This article originally appeared on 60 Second Social.

A former Google+ designer says that the service is a social network “adrift at sea,” representing a big missed opportunity for the company.

Chris Messina, who worked on Google+ user experience design before leaving the company over a year ago wrote a long post on Medium where he criticises the service for not delivering on initial vision of empowering users with the vast amount of data Google collects from them.

Messina, often credited with inventing the hashtag, acknowledges that Google’s social network has many devout users and that it has become a go-to service for a few specific topics (such as photography).

Still reeling from the failure of Google Buzz, the company chose to launch Google+ because it could just drop the ‘+’ and pretend the ‘project never existed,’ according to Messina.

If Google had focused on the initial promise of the project, Messina believes that Google could have won converts to its social network by being their preferred trusted party for the information that they choose to share online. Messina says that at the moment they are a shadow of what they truly could be serving up.

Sure, Google gives you controls to set your ads preferences, but this framing is all wrong. Whereas Pinterest helps you express your aspirational self, Google pigeonholes you into what you already are, based on your previous search activity. This is where improving the data that Google has about you? — ?in turn trusting Google as a steward of that data — changes the nature of the conversation by making it less about “privacy” and more about empowerment. While some people will freak out (as they always do), this would be a bold, productive, future-forward direction to take.

Messina’s post has been circulated all over the internet since it has been posted and has received both praise and criticism online.

Over the past few months Google has clearly been trying to distance themselves from the Google+ brand and the idea of a more personalised Google experience is now seen through Google Now. Messina’s criticism however calls out Google+ for not surfacing meaningful social interactions or content and ‘essentially leaves a ton of value on the table.’

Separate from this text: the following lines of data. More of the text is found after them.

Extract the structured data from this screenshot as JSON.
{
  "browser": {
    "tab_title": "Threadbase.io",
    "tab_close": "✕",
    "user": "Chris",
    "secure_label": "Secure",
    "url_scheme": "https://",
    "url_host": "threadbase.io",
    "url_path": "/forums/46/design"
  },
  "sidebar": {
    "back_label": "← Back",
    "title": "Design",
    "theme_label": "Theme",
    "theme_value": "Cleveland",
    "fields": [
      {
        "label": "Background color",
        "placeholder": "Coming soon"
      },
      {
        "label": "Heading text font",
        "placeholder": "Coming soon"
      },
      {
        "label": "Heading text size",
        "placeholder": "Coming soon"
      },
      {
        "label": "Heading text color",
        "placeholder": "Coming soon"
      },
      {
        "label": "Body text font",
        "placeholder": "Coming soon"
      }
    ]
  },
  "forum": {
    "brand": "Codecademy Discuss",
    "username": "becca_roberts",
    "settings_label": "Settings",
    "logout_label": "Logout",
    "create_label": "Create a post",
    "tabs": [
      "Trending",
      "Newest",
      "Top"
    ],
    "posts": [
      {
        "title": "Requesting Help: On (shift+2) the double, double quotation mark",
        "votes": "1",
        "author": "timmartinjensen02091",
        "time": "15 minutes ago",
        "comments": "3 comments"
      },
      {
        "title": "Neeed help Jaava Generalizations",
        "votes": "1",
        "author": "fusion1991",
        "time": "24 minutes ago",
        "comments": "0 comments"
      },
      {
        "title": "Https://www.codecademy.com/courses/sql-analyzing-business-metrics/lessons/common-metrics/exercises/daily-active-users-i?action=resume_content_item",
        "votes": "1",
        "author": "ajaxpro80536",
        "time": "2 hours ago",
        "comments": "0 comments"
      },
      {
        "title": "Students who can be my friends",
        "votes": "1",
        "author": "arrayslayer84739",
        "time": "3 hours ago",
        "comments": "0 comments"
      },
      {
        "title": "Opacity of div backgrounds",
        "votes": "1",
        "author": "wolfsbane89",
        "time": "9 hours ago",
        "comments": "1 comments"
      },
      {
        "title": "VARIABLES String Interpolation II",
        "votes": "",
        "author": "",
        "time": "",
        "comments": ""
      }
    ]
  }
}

It is unclear what Google has planned for their social network service. There have been very few meaningful updates to Google+ over the past few months and it is clear that Google+ will have a small role to play in the future of the company, if they manage to keep a role at all.

About The Author

Mark is the founder of 60 Second Social media where he provides social media news and digital marketing analysis, he is also a proud father of his bearded dragon, Lola. You can follow him on Twitter here. You can also follow 60 Second Social on Twitter here.